the abundance of to-do lists
and bills to pay.

it's the dreams
that were forgotten about
and the nightmares
that came to life.
it's all just a part
of the American way.
Gabriel Bates is a poet living in Tiffin, Ohio. His work has appeared in several publications, online and in print. Keep up with him at

Friday, November 11, 2022

1962 Channel 9 Windsor by John Harold Olson

When Lord Athol Layton held
The mic on Big Time Wrestling
The world was steady and good.

Agents of darkness,
a home coming apart
No matter as
The Lord had a steady hand,

Lord Layton
Ensured an hour
on Saturday afternoon
was a time
to sort out the
heels and
Issue an invitation to
see the night card at Windsor Arena
With plenty of free, well
lighted parking.

“And , mark you, I’ll see
to The Sheik,” Lord Layton said.

Retired Las Vegas teacher now a hospice volunteer.


Thursday, November 10, 2022

Notepad poem No. 4 by Alex Salinas

 This is not an endorsement—it’s self-inflicted
tunnel vision. God, how some books are on
fire. We were driving down Wurzbach during
the witching hour when she said James
Cain’s The Postman Always Rings Twice was written
in gasoline. I said, “Yes, and nothing is left
of that world.” I have secrets not even
Death will pry out of me. I seized this pen
only because my nerve endings tingled—the shark
is swimming thru my heart. The difference between
prose & poetry is the brash moon or the shy host
on the Black Spandex. I was born to die
in myself. I live to exhaust extant ink
under my feet which do not always carry me home.
I own the words that own me. The letdown
is that people fill in their ghosts like Magritte’s
Pilgrim. The letdown is that legends are boiled
into words. (This is a good problem to have.)
Some of my gasoline lives in a Nike shoebox;
I wear a 10 when I’m not fleeing from my life.
The last night of the Earth means it’s still
night. Whether you die or not, always hit ’em with,
“Cool invite.” When Frida said, “I hope the exit is
joyful,” & left us w/ her appetite. I’m here for it. I
am part blind but my wings work just fine. Coming? Alright.

Alex Z. Salinas is the author of poetry collections WARBLES and DREAMT, or The Lingering Phantoms of Equinox. He is also the author of a book of stories, City Lights From the Upside Down. His third collection of poems, Hispanic Sonnets, is forthcoming through FlowerSong Press.
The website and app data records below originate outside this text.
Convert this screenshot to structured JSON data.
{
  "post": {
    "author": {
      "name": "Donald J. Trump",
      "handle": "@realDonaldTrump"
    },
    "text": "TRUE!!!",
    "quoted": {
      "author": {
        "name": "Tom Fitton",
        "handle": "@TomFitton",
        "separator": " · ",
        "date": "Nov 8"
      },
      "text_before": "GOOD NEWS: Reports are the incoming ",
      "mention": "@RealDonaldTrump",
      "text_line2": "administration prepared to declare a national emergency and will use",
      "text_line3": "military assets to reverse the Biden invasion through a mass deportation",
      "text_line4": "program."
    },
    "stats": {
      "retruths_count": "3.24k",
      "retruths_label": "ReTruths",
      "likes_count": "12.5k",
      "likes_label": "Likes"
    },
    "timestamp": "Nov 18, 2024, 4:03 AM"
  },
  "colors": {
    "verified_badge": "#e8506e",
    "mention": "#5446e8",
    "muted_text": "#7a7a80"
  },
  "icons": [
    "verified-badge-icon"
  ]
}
He holds an M.A. in English Literature and Language from St. Mary’s University.

Wednesday, November 9, 2022

In Metamorphosis, I Am Fluid by Skaja Evens
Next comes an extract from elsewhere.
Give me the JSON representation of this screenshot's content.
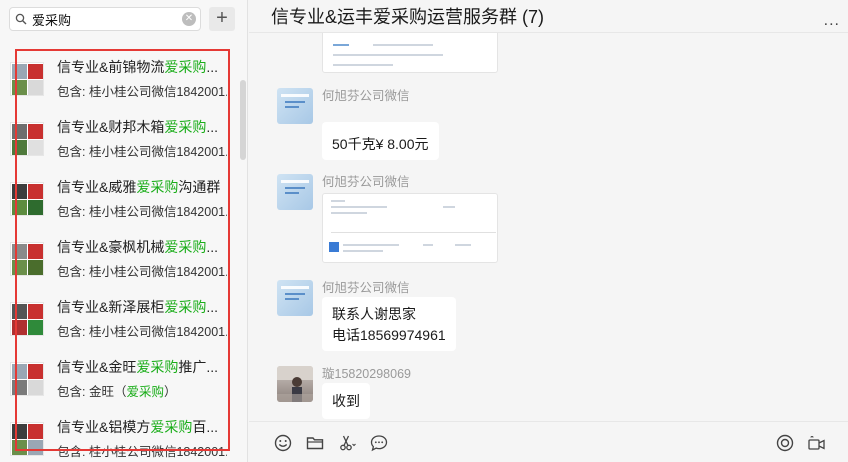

 Held together with washi tape
And whispered prayers to the Universe
Heart spackled with hope unrelenting
Even on the days I’m ready to give in
I keep showing up in case of a miracle.

I’m in a place of flux, each foot in a different place
Can’t feed the future and the past
And expect to stay whole
Inked reminders of who I am and want to be
I’m in direct conflict with societal expectations

A life of constant obstacles
Cognitive dissonance

I’m not sorry I disappoint you
Your expectations aren’t mine to carry
Skaja Evens is a writer and artist living in Southeast Virginia. She runs It Takes All Kinds, a litzine published by Mōtus Audāx Press. She’s also been published with Spillwords Press and The Dope Fiend Daily. She can often be found listening to music, considering the impossible, and enjoying her cats’ antics.

Tuesday, November 8, 2022

Observation From Booth by Jake St. John & Jenn Knickerbocker

Drinking a beer
in the shadow
of Michael’s
Meat Market
taking in
bits of
they divulge
over wine

old friends
catching up
never missing
a beat

To my left
sits experience
more words
are said with
a look
than speech

has left them
a couple
now more
a single

With thoughts
the stars
near the 
big moon
that hangs over 
your head
somewhere else

like my mind

Jake St. John spends his nights in a cabin on the edge of the woods. He is the author of several collections of poetry including Night Full of Diamonds (Whiskey City Press, 2021), Snow Moon (Holy & Intoxicated Publications, 2019) and Lost City Highway (A Jabber Publication, 2019). His poems have appeared in print and online journals around the world. 

Jenn Knickerbocker is a writer, a mother, and a teacher. You can find her on a forest path or sitting fireside during her free time.

Drunk Haze by George Gad Economou

swilling down bourbon till the very end of memories,  stumbling my way out of the barroom engirdled by fancy dinner-goers in a bar not for d...